● Work to be completed: Write the entries out again in full and unchanged, dropping every image.

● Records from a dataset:
____

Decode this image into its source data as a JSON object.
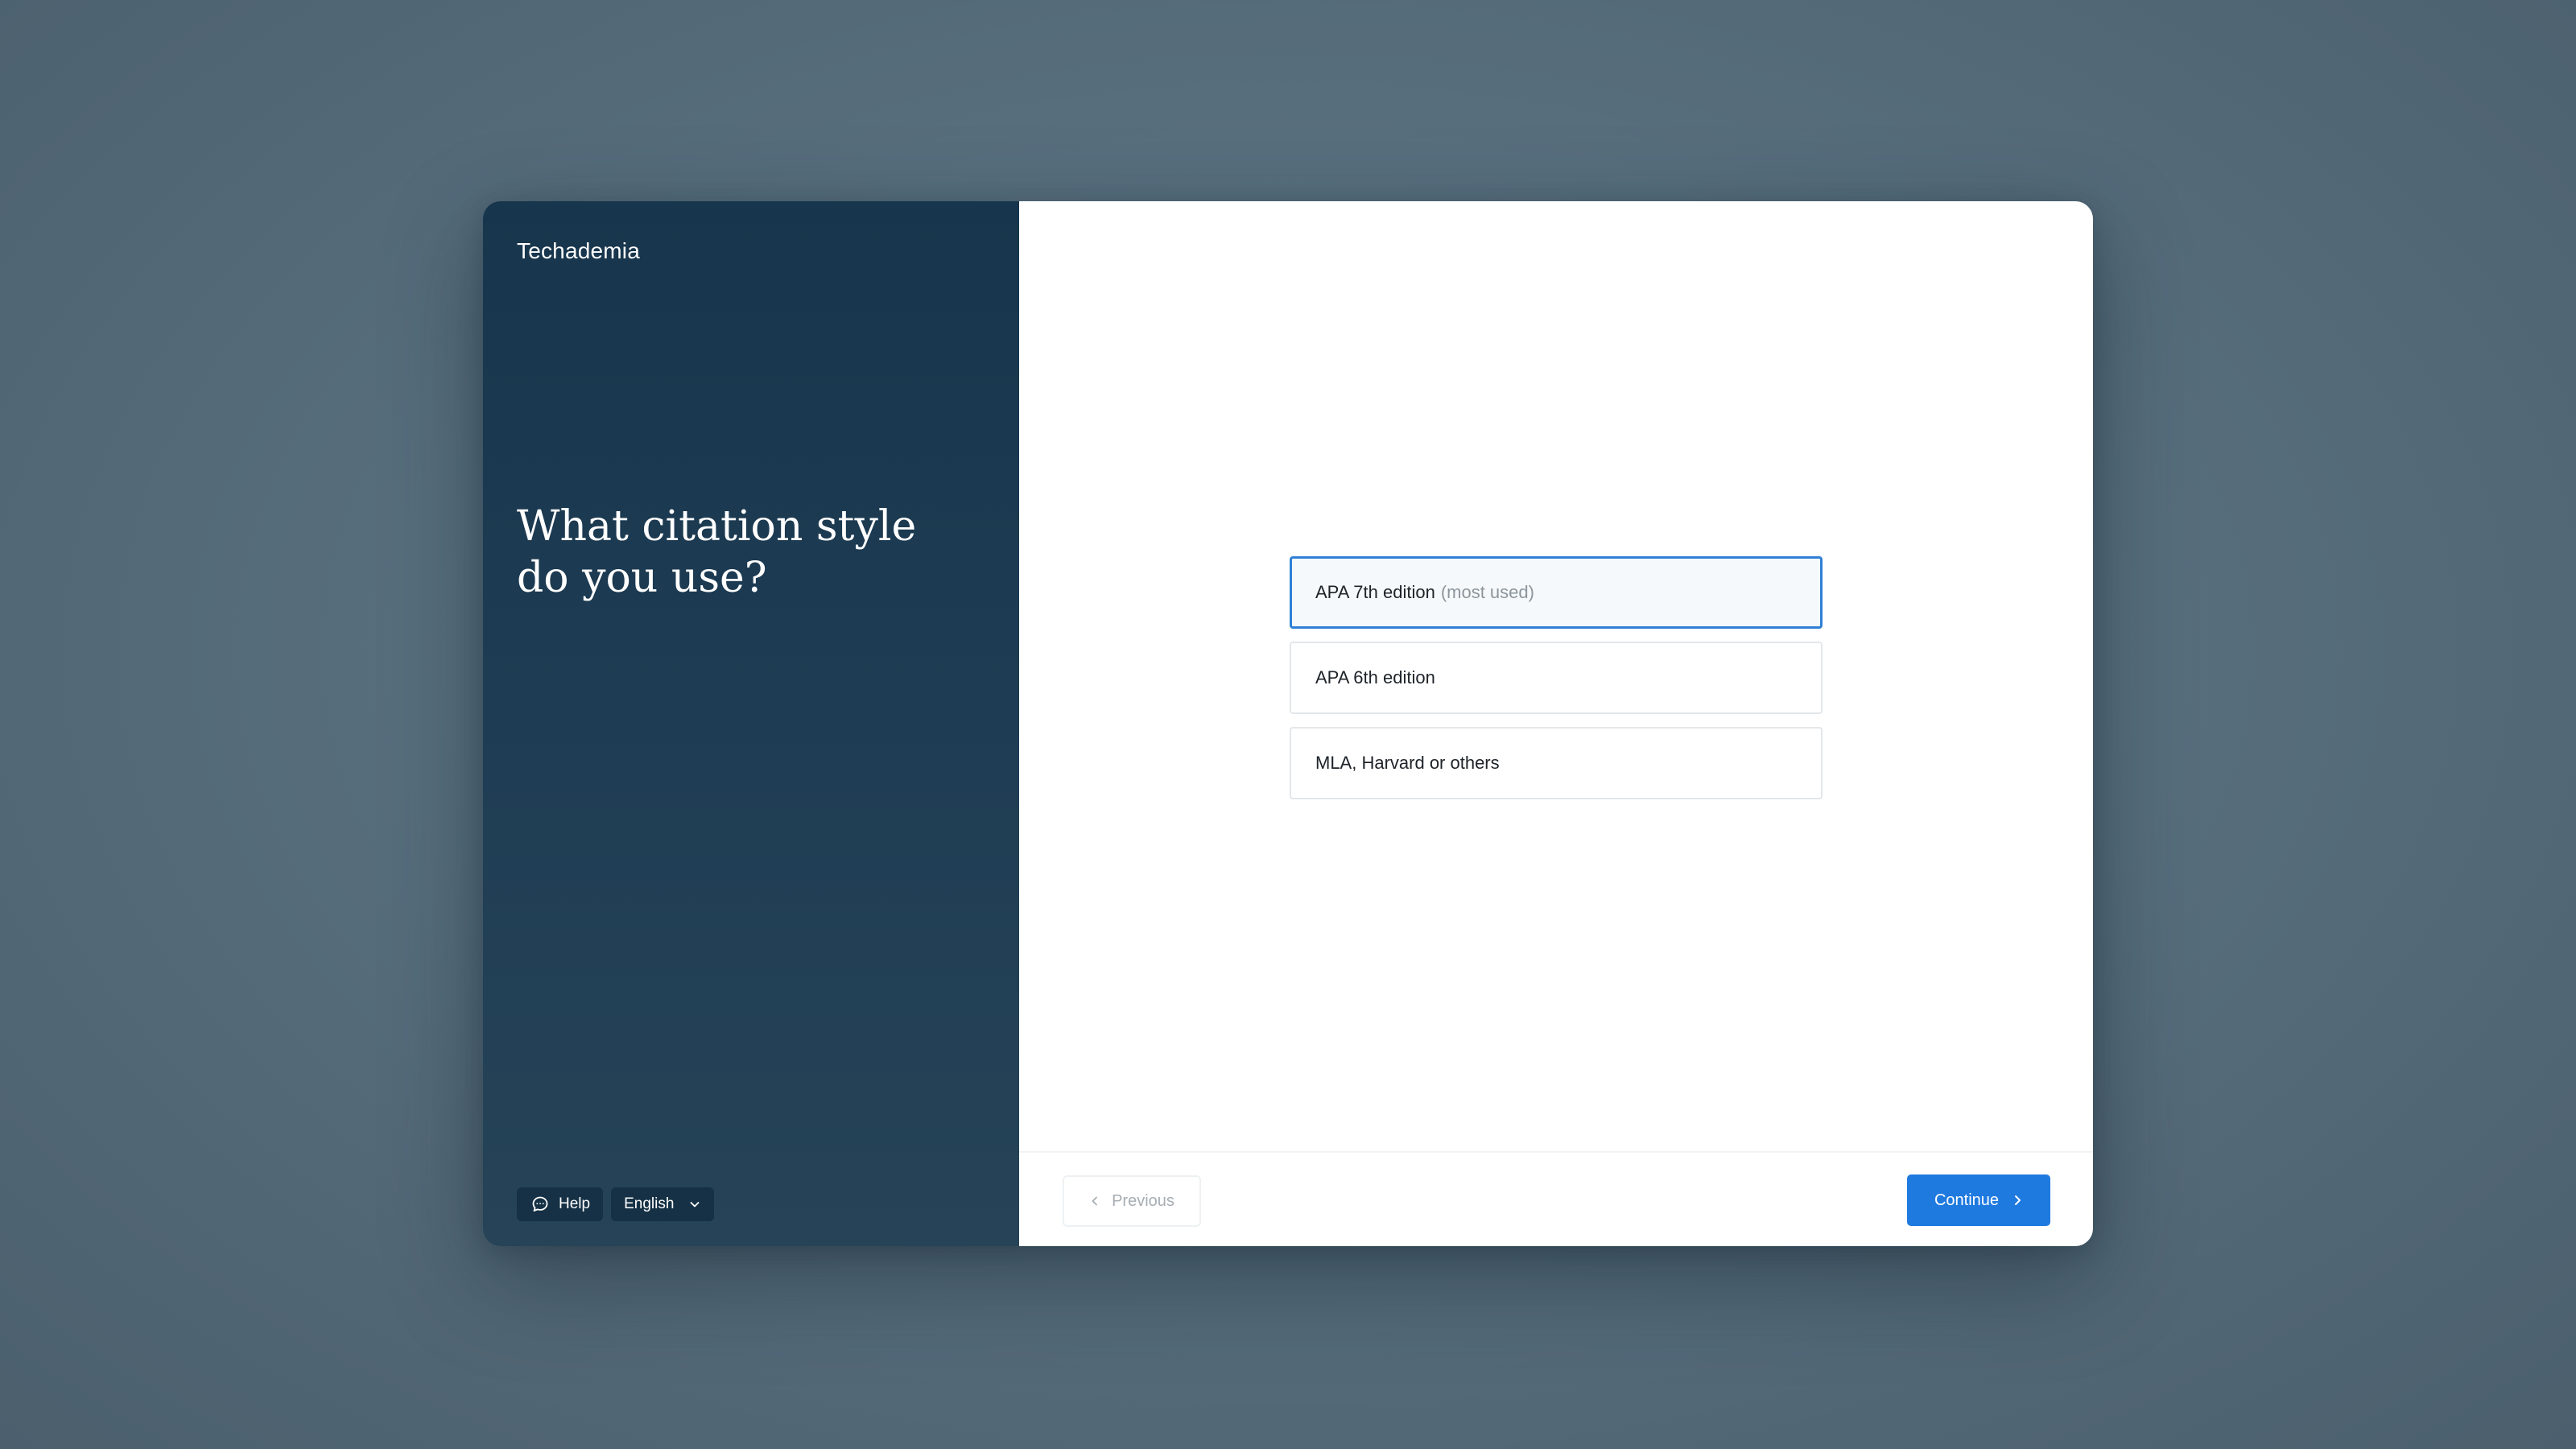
{
  "brand": {
    "name": "Techademia"
  },
  "question": {
    "heading": "What citation style do you use?"
  },
  "sidebar_controls": {
    "help_label": "Help",
    "help_icon": "chat-bubble-icon",
    "language_label": "English",
    "language_icon": "chevron-down-icon"
  },
  "options": [
    {
      "label": "APA 7th edition",
      "hint": "(most used)",
      "selected": true
    },
    {
      "label": "APA 6th edition",
      "hint": "",
      "selected": false
    },
    {
      "label": "MLA, Harvard or others",
      "hint": "",
      "selected": false
    }
  ],
  "footer": {
    "previous_label": "Previous",
    "previous_icon": "chevron-left-icon",
    "previous_disabled": true,
    "continue_label": "Continue",
    "continue_icon": "chevron-right-icon"
  },
  "colors": {
    "sidebar_bg": "#1b3a51",
    "accent": "#1f7ae0",
    "selected_border": "#2f80d6",
    "page_bg": "#5a7180"
  }
}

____

● Answer:
Decode this image into its source data as a JSON object.
{
  "brand": {
    "name": "Techademia"
  },
  "question": {
    "heading": "What citation style do you use?"
  },
  "sidebar_controls": {
    "help_label": "Help",
    "help_icon": "chat-bubble-icon",
    "language_label": "English",
    "language_icon": "chevron-down-icon"
  },
  "options": [
    {
      "label": "APA 7th edition",
      "hint": "(most used)",
      "selected": true
    },
    {
      "label": "APA 6th edition",
      "hint": "",
      "selected": false
    },
    {
      "label": "MLA, Harvard or others",
      "hint": "",
      "selected": false
    }
  ],
  "footer": {
    "previous_label": "Previous",
    "previous_icon": "chevron-left-icon",
    "previous_disabled": true,
    "continue_label": "Continue",
    "continue_icon": "chevron-right-icon"
  },
  "colors": {
    "sidebar_bg": "#1b3a51",
    "accent": "#1f7ae0",
    "selected_border": "#2f80d6",
    "page_bg": "#5a7180"
  }
}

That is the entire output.